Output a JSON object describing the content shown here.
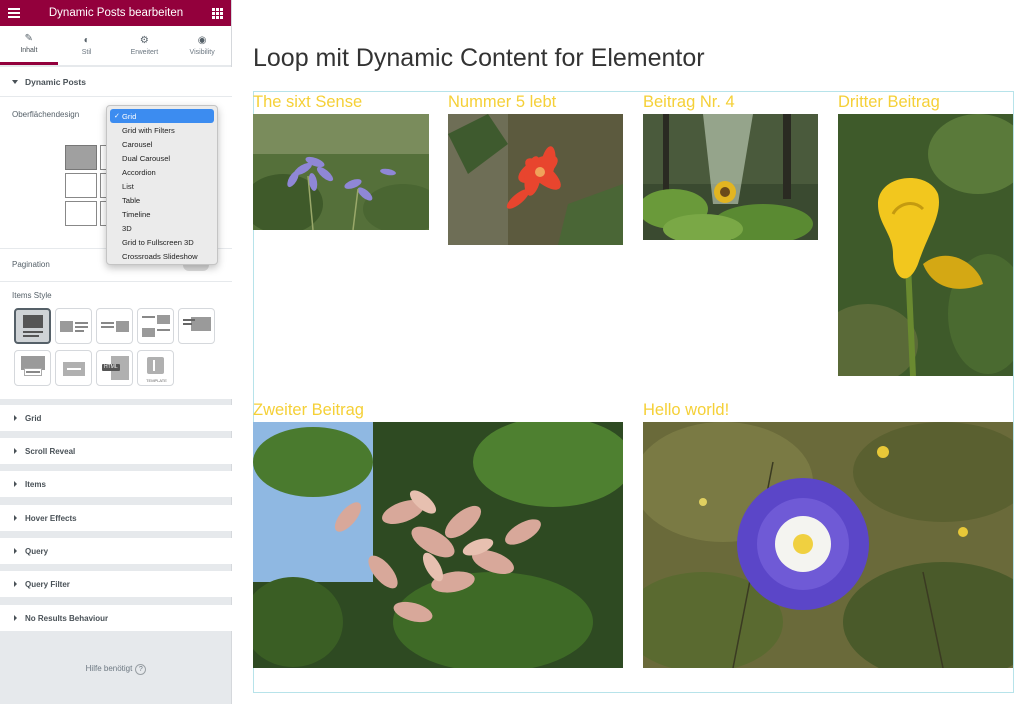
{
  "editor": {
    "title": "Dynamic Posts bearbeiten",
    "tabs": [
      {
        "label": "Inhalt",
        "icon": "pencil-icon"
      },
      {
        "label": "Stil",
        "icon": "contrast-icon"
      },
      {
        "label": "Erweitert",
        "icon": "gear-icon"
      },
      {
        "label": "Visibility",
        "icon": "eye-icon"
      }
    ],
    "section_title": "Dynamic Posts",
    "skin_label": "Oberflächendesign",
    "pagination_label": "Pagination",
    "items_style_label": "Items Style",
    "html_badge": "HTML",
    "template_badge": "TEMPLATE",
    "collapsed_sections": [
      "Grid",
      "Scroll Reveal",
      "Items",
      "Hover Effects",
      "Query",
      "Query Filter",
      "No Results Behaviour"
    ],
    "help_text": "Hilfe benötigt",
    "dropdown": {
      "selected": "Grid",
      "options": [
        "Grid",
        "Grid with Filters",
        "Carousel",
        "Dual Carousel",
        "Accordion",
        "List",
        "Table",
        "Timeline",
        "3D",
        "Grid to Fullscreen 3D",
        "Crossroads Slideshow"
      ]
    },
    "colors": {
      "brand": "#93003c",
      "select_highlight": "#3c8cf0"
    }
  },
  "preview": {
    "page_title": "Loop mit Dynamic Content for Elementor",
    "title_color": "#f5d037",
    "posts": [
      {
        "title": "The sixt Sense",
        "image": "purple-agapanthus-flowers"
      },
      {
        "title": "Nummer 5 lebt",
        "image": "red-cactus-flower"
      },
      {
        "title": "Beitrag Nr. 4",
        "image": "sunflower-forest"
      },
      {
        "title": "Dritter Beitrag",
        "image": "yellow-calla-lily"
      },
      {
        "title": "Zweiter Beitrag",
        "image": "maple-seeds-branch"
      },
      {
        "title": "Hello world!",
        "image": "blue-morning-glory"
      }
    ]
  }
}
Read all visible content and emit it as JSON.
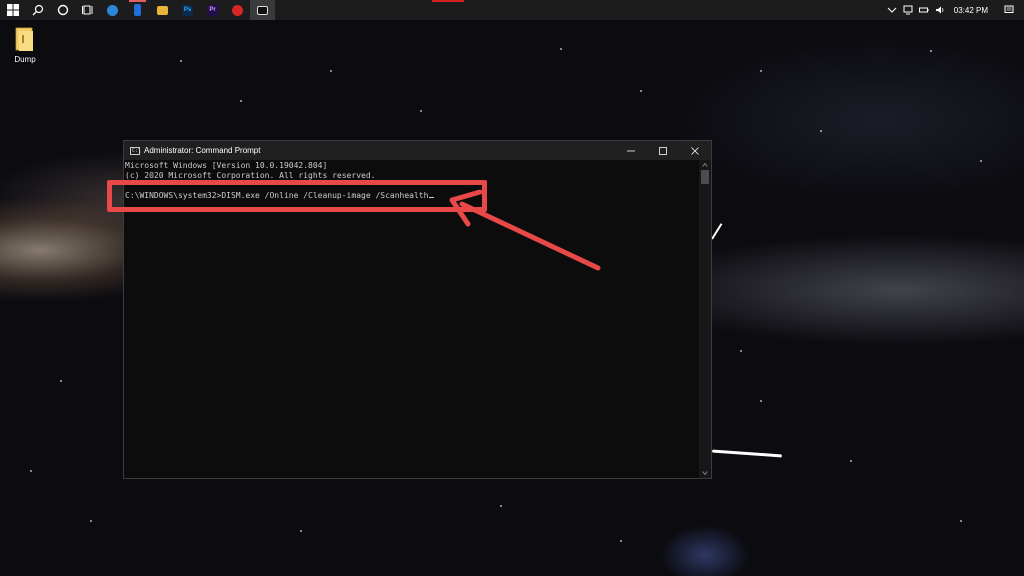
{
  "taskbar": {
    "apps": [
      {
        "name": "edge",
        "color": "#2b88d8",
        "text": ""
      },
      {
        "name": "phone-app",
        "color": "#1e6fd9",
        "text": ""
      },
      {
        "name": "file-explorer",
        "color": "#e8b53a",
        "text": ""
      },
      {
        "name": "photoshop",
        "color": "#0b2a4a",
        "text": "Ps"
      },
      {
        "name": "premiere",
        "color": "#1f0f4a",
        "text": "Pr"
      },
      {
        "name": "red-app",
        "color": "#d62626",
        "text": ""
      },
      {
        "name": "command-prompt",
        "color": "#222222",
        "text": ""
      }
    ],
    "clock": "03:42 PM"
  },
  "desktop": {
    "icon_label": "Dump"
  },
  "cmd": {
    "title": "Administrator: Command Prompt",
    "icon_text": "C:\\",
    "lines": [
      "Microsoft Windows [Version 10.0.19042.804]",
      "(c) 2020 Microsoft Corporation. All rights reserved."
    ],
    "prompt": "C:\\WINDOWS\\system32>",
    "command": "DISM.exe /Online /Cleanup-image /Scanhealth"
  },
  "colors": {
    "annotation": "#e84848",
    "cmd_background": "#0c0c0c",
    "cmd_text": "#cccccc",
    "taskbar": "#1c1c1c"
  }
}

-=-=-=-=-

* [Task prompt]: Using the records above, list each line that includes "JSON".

* [Response]:
Output a JSON object describing the content shown here.
Read all visible content and emit it as JSON.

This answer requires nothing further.